↓

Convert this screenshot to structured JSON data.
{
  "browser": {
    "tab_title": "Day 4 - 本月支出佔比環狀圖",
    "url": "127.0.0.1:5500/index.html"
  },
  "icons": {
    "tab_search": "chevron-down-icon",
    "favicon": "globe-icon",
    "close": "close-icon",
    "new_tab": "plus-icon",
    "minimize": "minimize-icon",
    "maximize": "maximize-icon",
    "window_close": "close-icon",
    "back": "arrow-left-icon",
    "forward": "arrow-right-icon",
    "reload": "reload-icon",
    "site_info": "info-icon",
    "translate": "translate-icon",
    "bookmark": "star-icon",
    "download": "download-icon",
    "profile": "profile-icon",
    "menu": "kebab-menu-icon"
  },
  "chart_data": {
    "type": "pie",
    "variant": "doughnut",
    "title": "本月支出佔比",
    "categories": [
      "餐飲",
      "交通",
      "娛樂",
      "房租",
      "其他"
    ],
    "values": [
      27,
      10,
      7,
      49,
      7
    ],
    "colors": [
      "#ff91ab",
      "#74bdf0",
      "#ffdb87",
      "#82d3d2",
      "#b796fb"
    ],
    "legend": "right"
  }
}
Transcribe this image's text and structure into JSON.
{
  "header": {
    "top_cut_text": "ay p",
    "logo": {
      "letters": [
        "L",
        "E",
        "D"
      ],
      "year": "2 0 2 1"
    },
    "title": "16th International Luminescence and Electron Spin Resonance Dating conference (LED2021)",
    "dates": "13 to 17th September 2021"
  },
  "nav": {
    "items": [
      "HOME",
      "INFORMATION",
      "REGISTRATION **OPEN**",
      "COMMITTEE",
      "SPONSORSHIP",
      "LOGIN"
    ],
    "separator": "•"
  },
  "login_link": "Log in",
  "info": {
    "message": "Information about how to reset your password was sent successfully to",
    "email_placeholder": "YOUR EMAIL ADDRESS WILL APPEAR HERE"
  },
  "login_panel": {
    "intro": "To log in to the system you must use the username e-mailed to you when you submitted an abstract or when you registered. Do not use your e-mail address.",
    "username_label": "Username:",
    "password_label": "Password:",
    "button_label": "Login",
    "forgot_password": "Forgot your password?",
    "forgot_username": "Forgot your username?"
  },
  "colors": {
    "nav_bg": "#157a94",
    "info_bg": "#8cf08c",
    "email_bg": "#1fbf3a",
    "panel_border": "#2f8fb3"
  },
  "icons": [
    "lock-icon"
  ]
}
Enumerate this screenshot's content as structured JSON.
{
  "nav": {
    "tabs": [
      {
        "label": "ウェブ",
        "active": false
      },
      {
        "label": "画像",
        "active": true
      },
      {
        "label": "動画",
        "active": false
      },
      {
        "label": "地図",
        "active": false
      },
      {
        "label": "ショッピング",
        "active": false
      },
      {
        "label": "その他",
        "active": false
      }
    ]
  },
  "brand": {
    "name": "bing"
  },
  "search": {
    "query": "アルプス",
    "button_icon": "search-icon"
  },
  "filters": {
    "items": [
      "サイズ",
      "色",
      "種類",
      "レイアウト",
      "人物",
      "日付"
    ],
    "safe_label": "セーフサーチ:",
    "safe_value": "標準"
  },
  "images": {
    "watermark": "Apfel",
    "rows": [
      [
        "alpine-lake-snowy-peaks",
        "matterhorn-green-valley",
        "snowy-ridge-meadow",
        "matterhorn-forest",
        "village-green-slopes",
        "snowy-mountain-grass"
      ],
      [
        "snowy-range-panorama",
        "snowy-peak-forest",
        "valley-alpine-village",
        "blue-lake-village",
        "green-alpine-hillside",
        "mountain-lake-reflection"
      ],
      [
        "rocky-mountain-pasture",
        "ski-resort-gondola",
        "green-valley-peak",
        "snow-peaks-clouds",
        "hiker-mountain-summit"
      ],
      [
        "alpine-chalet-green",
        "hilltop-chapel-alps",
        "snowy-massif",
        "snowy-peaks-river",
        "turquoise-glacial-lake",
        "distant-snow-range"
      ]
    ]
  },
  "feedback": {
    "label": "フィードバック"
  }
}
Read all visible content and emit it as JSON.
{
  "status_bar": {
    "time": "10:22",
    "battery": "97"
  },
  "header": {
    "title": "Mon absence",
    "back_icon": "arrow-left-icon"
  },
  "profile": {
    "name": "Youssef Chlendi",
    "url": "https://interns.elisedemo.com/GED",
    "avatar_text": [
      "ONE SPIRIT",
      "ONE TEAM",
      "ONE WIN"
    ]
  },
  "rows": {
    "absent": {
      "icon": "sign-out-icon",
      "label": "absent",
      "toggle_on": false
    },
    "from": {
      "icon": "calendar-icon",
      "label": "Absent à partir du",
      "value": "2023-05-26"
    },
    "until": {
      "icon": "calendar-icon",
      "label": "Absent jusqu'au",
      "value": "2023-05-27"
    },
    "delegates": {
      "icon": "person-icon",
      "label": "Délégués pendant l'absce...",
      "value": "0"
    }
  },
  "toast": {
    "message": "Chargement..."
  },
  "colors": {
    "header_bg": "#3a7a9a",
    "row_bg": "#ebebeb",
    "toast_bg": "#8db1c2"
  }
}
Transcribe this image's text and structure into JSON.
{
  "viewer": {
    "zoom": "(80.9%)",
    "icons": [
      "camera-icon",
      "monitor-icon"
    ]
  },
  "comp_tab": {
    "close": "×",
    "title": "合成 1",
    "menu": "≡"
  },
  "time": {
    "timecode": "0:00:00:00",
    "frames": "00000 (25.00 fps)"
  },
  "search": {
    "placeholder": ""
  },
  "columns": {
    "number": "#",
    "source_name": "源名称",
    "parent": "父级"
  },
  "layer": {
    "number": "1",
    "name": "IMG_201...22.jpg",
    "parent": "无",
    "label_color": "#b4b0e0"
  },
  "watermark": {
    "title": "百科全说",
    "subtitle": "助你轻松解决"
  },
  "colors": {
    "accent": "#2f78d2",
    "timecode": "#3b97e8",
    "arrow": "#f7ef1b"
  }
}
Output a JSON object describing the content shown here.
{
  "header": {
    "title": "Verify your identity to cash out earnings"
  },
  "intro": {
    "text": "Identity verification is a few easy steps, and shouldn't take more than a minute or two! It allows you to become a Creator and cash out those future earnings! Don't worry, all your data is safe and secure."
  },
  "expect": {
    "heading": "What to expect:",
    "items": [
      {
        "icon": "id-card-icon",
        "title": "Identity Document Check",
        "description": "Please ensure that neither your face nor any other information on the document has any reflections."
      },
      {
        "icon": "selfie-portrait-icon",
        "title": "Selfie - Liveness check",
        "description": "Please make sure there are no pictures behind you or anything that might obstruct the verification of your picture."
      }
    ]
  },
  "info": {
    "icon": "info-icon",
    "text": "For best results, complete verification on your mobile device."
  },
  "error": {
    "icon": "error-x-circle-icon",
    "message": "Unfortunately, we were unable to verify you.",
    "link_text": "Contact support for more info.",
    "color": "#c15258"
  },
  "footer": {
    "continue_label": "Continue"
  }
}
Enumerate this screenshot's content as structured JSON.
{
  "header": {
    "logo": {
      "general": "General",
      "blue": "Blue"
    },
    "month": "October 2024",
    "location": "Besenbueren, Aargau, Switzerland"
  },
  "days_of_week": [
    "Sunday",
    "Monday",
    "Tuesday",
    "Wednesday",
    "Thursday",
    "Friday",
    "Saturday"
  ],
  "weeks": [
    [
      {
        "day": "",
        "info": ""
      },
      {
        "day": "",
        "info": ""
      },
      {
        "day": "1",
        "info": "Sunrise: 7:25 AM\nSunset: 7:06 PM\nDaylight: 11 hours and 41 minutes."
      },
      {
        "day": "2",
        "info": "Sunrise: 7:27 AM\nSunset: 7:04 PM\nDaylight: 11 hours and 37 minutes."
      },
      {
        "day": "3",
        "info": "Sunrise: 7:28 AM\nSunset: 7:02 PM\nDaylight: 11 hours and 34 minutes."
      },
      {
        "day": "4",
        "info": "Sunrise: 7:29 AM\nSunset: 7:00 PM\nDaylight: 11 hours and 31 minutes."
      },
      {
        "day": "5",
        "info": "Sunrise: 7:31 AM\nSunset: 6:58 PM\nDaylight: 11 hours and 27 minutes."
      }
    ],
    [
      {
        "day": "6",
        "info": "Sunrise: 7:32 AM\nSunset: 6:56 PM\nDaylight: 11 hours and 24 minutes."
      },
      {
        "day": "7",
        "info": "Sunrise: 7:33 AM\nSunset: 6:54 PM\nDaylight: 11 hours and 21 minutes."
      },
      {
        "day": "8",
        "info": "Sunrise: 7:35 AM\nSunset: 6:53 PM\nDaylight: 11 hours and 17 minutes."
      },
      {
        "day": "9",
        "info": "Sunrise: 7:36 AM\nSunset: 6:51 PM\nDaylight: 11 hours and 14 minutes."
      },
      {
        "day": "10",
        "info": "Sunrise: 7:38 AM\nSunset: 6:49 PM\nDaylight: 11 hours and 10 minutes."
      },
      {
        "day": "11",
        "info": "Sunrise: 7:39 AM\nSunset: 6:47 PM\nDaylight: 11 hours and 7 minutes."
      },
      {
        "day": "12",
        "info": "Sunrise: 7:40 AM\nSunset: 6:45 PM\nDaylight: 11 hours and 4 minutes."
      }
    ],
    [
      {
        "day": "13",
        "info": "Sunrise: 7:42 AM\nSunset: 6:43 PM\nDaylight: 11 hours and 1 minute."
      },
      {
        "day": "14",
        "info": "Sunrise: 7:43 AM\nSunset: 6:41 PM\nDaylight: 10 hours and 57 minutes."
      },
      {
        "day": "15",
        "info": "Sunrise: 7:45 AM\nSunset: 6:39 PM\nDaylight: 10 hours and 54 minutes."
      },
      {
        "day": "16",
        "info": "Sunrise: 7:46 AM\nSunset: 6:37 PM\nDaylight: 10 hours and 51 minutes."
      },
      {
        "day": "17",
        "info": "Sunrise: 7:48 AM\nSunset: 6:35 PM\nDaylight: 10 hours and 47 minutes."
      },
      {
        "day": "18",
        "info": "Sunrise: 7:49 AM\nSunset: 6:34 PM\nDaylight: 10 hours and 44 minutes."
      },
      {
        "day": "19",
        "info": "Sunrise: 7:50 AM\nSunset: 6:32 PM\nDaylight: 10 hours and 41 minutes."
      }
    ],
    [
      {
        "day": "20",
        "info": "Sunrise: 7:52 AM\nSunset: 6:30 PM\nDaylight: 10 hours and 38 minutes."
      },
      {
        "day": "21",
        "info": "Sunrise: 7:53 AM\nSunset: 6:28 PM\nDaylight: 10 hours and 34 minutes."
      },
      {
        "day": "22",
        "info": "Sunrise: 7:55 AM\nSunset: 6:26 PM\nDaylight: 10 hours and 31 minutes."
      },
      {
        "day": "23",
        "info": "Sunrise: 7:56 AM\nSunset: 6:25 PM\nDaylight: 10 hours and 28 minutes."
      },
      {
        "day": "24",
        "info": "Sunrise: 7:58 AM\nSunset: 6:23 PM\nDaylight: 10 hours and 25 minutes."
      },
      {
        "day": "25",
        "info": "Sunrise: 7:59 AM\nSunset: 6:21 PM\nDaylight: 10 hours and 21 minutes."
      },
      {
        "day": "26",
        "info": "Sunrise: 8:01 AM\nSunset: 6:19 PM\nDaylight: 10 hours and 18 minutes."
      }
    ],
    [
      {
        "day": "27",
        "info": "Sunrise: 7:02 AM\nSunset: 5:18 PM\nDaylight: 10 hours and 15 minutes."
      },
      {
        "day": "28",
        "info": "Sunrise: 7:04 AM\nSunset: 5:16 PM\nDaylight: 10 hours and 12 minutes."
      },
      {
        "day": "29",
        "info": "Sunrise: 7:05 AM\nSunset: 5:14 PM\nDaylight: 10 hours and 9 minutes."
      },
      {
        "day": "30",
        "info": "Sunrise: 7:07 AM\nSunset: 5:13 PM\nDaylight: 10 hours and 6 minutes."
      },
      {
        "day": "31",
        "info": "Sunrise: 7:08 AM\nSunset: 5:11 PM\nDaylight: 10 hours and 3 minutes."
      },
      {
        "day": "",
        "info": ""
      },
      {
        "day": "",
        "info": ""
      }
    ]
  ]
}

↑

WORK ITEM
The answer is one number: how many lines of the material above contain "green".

RESPONSE BOX
5